Terry McMillan addresses affairs of the heart

Author Terry McMillan.
(Barbara Davidson / Los Angeles Times)

“Who Asked You?” is Terry McMillan’s eighth book, and it is a corker: a long, smooth, Indian-summer cocktail. For all the racy, scandalous pleasures in books such as “Waiting to Exhale” and “How Stella Got Her Groove Back,” McMillan is a serious writer, the kind of novelist of whom the late John Gardner strongly approved (“true art is moral”). Her new book is rich in narrative tension, nuanced humor and moral heft absent from many a work of modern “literary fiction.”

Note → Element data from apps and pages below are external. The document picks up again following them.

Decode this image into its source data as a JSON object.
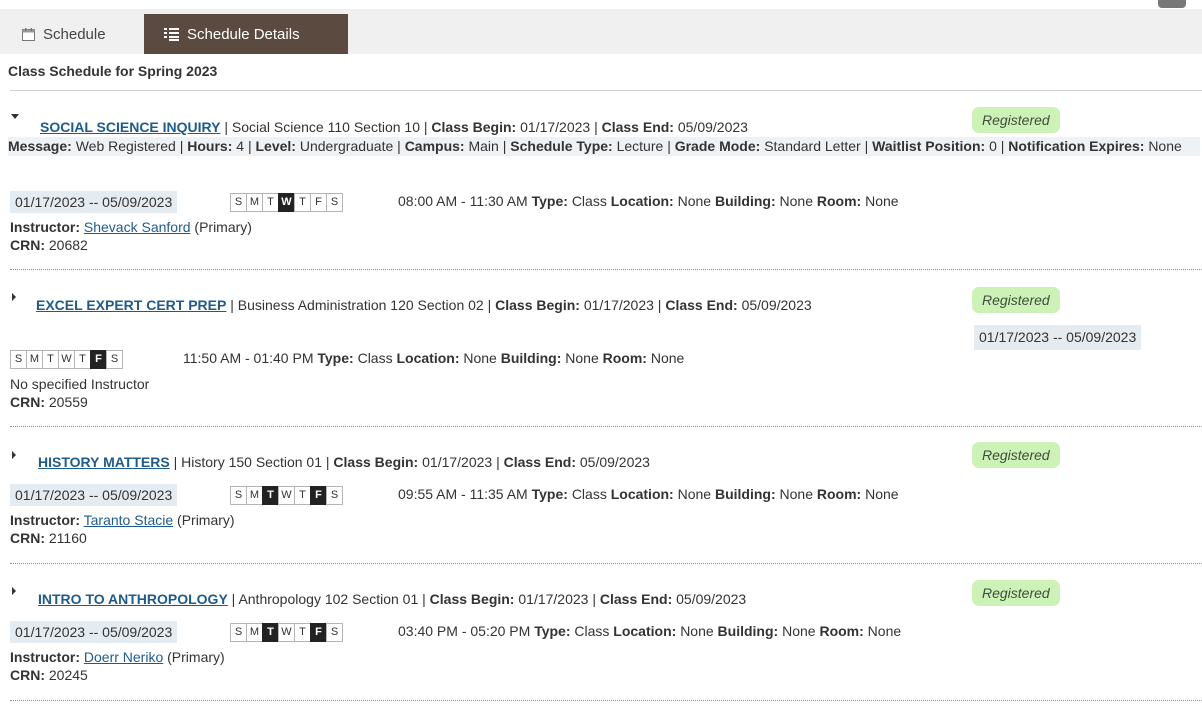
{
  "tabs": {
    "schedule": "Schedule",
    "details": "Schedule Details"
  },
  "page_title": "Class Schedule for Spring 2023",
  "labels": {
    "class_begin": "Class Begin:",
    "class_end": "Class End:",
    "message": "Message:",
    "hours": "Hours:",
    "level": "Level:",
    "campus": "Campus:",
    "schedule_type": "Schedule Type:",
    "grade_mode": "Grade Mode:",
    "waitlist_position": "Waitlist Position:",
    "notification_expires": "Notification Expires:",
    "type": "Type:",
    "location": "Location:",
    "building": "Building:",
    "room": "Room:",
    "instructor": "Instructor:",
    "crn": "CRN:",
    "separator": "|"
  },
  "day_letters": [
    "S",
    "M",
    "T",
    "W",
    "T",
    "F",
    "S"
  ],
  "courses": [
    {
      "title": "SOCIAL SCIENCE INQUIRY",
      "subject": "Social Science 110 Section 10",
      "begin": "01/17/2023",
      "end": "05/09/2023",
      "status": "Registered",
      "details": {
        "message": "Web Registered",
        "hours": "4",
        "level": "Undergraduate",
        "campus": "Main",
        "schedule_type": "Lecture",
        "grade_mode": "Standard Letter",
        "waitlist_position": "0",
        "notification_expires": "None"
      },
      "date_range": "01/17/2023 -- 05/09/2023",
      "days_on": [
        false,
        false,
        false,
        true,
        false,
        false,
        false
      ],
      "time": "08:00 AM - 11:30 AM",
      "type": "Class",
      "location": "None",
      "building": "None",
      "room": "None",
      "instructor": "Shevack Sanford",
      "instructor_role": "(Primary)",
      "crn": "20682"
    },
    {
      "title": "EXCEL EXPERT CERT PREP",
      "subject": "Business Administration 120 Section 02",
      "begin": "01/17/2023",
      "end": "05/09/2023",
      "status": "Registered",
      "date_range": "01/17/2023 -- 05/09/2023",
      "days_on": [
        false,
        false,
        false,
        false,
        false,
        true,
        false
      ],
      "time": "11:50 AM - 01:40 PM",
      "type": "Class",
      "location": "None",
      "building": "None",
      "room": "None",
      "instructor_note": "No specified Instructor",
      "crn": "20559"
    },
    {
      "title": "HISTORY MATTERS",
      "subject": "History 150 Section 01",
      "begin": "01/17/2023",
      "end": "05/09/2023",
      "status": "Registered",
      "date_range": "01/17/2023 -- 05/09/2023",
      "days_on": [
        false,
        false,
        true,
        false,
        false,
        true,
        false
      ],
      "time": "09:55 AM - 11:35 AM",
      "type": "Class",
      "location": "None",
      "building": "None",
      "room": "None",
      "instructor": "Taranto Stacie",
      "instructor_role": "(Primary)",
      "crn": "21160"
    },
    {
      "title": "INTRO TO ANTHROPOLOGY",
      "subject": "Anthropology 102 Section 01",
      "begin": "01/17/2023",
      "end": "05/09/2023",
      "status": "Registered",
      "date_range": "01/17/2023 -- 05/09/2023",
      "days_on": [
        false,
        false,
        true,
        false,
        false,
        true,
        false
      ],
      "time": "03:40 PM - 05:20 PM",
      "type": "Class",
      "location": "None",
      "building": "None",
      "room": "None",
      "instructor": "Doerr Neriko",
      "instructor_role": "(Primary)",
      "crn": "20245"
    }
  ],
  "icons": {
    "schedule_tab": "calendar-icon",
    "details_tab": "list-icon",
    "expand": "caret-icon"
  },
  "colors": {
    "link": "#1e5b8d",
    "registered_badge": "#ccf2b8",
    "active_tab": "#5a4a3f",
    "date_chip": "#e4ebf1"
  }
}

“The problem with a lot of us is that we don’t have a moral compass,” McMillan says. “And we need one. We need one. Otherwise you would just do what you could get away with.”

She’s seated, straight back, dancer’s posture, in a big cozy chair in her new place, a lovely Pasadena penthouse that already feels like a home despite the boxes and boxes of books to be unpacked. She’s a beautiful, commanding woman; “magnetic” is the first word that comes to mind.


The new novel, “Who Asked You?” (Viking: 400 pp., $27.95), is a series of first-person narratives: At its center is Betty Jean Butler, a middle-aged woman, already in dire straits, who suddenly finds herself raising her troubled daughter Trinetta’s two sons.

We see Betty Jean through the eyes of all those around her — her grandsons and their mother; her husband, Lee David, who is afflicted with Alzheimer’s disease; her husband’s nurse, Nurse Kim; her best friend, Tammy, who lives across the street; her two unendingly infuriating sisters, Arlene and Venetia; her stuck-up son Quentin, a successful chiropractor; her son Dexter, who is in jail.

There’s a disarming, Dickensian pleasure not only in this rich, multifarious portraiture but also in the constant glints of humor, delight and plain weirdness that emerge in even the most terrible moments of Betty Jean’s story.

When I remark on the shocks I’d experienced as a reader of “Who Asked You?” — for example, the fate of Betty Jean’s son Quentin, whose marriage to the long-suffering Mindy hangs in the balance for most of the book — the author too expresses wonder and amusement at the behavior of her characters.

“I have no idea where this stuff comes from,” she says thoughtfully. “The thing is ... it’s not my story. That’s why I love writing in first person. I have to get lost.... And so I was sitting at that table, with Mindy. I was out there in San Francisco, on the wharf with Quentin and his little girl. I disappear.”

McMillan continues, “I create these profiles, and then I let them tell their story. I have, like, a little job application thing. I know their favorite color, if they’ve ever done anything they’re ashamed of, do they pay their bills on time.... What are you good at? … Have you ever been in love? You ever been to jail? I mean, I know these people.”

This technique is in general blisteringly effective, as for example in the case of Nurse Kim’s rundown of Harry Potter for the third-grader, Luther:

“It’s about wizards and magic and witchcraft, but when you get right down to it it’s about a little boy whose parents get killed,” Nurse Kim explains, who “ends up going to a special school sorta like a college for kids to learn how to use their magical powers...” Messed-up kids bully him, but “some of Harry’s friends try to help him out especially when the bullies try to steal this magical rock they ain’t got no business having. That’s where I am now. So, don’t bother me unless you can’t breathe, ‘cause I’m almost finished and please don’t tell your grandma I said those bad words.”

Like McMillan’s other books, “Who Asked You?” is deeply concerned with affairs of the heart. Its frankness about the passion of women — of their absolute need for a man in their lives — struck me as rather daring. Can a feminist admit to needing a man in 2013? Does it make a woman weaker, to need a man in her life? Her answer came instantly, delivered in a low, vibrant voice very like the one she produces on the page.

“No! There’s some things you just can’t control,” she insists. “Falling in love is one of them. It’s like ... your blood turns a different color. And you can’t do anything about it. As a woman, I don’t apologize for any of it. None of it. And I don’t really care what people think of what I do, as a woman and a human being.... I trust my instincts. And I don’t allow people who judge me to get away with it. I don’t let it weigh me down.”

McMillan follows this with a smile as radiant, spontaneous and infectious as a teenager’s. It’s the same feeling you’re liable to get from reading her new book.

Bustillos is a writer in Los Angeles.

Terry McMillan talk and signing

Where: Museum of African American Art, 4005 Crenshaw Blvd., Los Angeles (third floor of Macy’s)
6 p.m. Friday, Sept. 27